» Instructions to follow
Work out how many lines in the data below contain "words", and state that count with nothing added.

» The records
►
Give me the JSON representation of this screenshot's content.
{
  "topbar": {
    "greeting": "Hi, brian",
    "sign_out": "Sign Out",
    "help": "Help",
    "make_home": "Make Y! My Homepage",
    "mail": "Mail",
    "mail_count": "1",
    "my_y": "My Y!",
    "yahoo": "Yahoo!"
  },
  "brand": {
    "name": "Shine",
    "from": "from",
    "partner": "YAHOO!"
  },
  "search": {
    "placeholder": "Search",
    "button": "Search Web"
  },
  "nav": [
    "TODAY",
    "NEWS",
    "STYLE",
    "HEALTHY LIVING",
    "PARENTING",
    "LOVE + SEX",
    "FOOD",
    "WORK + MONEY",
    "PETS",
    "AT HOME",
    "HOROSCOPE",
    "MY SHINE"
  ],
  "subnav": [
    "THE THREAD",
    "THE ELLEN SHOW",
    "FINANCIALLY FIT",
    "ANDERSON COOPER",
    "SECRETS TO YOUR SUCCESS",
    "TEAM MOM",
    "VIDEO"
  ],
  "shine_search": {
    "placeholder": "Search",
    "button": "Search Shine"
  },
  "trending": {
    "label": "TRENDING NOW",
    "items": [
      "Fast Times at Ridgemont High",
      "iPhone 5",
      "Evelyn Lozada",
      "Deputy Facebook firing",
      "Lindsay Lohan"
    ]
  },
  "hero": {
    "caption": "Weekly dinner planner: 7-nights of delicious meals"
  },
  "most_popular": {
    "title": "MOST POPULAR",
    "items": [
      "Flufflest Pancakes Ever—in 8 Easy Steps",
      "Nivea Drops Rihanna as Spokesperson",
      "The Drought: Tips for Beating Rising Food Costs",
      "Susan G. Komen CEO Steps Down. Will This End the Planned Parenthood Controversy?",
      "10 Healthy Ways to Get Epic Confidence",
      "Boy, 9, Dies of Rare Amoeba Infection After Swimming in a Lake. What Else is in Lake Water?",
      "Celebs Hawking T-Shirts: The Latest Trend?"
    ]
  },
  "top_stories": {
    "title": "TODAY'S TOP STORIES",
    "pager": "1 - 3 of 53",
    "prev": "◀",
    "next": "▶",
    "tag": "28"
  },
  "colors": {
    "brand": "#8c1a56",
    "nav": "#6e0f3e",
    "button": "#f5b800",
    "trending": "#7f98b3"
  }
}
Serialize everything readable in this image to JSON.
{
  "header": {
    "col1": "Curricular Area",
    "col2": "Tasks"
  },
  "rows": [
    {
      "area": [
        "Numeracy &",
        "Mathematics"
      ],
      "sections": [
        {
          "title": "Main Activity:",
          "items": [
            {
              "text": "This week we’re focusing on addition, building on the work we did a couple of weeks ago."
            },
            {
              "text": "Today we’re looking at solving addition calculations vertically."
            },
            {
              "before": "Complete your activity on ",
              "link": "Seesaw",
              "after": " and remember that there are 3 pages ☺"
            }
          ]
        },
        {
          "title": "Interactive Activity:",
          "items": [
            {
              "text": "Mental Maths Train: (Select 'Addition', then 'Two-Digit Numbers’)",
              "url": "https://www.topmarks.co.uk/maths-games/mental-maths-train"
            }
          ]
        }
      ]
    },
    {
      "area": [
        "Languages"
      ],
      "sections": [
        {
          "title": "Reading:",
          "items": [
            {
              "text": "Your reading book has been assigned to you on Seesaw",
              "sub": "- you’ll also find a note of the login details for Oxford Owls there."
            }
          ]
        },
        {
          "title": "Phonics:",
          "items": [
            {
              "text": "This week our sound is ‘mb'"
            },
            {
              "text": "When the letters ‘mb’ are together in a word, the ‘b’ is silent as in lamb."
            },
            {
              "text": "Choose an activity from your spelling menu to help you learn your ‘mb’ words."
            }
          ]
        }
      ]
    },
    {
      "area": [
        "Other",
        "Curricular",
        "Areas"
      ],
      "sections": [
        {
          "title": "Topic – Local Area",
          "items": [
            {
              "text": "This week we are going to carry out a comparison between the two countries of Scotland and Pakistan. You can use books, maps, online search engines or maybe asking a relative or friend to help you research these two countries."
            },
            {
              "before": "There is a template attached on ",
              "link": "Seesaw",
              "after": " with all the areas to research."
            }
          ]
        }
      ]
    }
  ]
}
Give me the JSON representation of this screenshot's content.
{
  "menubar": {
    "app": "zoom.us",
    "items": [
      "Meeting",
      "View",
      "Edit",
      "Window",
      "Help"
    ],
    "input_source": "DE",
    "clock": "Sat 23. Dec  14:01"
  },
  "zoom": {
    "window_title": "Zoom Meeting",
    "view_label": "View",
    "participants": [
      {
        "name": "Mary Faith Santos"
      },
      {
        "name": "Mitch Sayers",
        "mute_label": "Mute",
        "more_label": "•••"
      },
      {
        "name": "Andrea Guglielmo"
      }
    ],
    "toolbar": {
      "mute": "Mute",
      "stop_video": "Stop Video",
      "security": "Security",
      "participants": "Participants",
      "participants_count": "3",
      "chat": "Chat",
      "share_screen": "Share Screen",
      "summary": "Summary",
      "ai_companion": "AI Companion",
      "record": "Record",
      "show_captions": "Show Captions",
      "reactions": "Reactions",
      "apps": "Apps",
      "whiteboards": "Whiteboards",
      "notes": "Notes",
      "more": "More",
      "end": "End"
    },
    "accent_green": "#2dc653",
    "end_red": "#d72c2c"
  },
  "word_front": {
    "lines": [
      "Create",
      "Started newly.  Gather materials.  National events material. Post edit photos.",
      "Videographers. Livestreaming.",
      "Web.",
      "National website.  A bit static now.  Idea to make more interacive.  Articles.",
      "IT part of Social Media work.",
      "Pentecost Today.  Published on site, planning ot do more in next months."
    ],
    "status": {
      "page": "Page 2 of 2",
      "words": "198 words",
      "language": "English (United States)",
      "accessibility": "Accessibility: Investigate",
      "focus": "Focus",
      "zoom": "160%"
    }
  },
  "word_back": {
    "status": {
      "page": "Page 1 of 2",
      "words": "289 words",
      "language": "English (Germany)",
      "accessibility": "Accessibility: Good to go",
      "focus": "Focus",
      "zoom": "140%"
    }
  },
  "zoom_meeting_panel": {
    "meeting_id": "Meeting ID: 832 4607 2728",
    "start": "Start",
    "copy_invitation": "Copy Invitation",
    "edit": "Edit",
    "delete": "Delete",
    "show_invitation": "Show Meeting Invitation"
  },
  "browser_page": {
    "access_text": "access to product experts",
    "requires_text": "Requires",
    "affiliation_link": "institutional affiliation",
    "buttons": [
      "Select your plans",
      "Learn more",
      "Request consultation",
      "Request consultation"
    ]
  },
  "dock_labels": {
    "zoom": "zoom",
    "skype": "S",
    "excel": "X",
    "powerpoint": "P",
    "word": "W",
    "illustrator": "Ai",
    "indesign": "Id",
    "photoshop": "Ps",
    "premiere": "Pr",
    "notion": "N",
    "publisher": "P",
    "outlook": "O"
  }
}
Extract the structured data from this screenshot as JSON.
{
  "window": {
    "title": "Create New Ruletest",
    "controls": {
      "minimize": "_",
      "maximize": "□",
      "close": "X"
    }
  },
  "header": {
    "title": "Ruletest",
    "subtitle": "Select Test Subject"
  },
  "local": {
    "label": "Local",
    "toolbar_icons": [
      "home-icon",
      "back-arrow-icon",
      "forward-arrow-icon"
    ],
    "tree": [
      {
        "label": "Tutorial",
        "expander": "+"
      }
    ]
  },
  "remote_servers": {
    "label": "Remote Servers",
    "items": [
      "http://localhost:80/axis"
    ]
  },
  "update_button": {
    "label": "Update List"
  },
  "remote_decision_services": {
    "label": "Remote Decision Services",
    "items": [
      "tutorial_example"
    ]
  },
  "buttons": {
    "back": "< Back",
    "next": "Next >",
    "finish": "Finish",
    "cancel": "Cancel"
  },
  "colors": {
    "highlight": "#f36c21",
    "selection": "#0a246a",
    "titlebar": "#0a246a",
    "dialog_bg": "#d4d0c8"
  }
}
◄
» Response box
3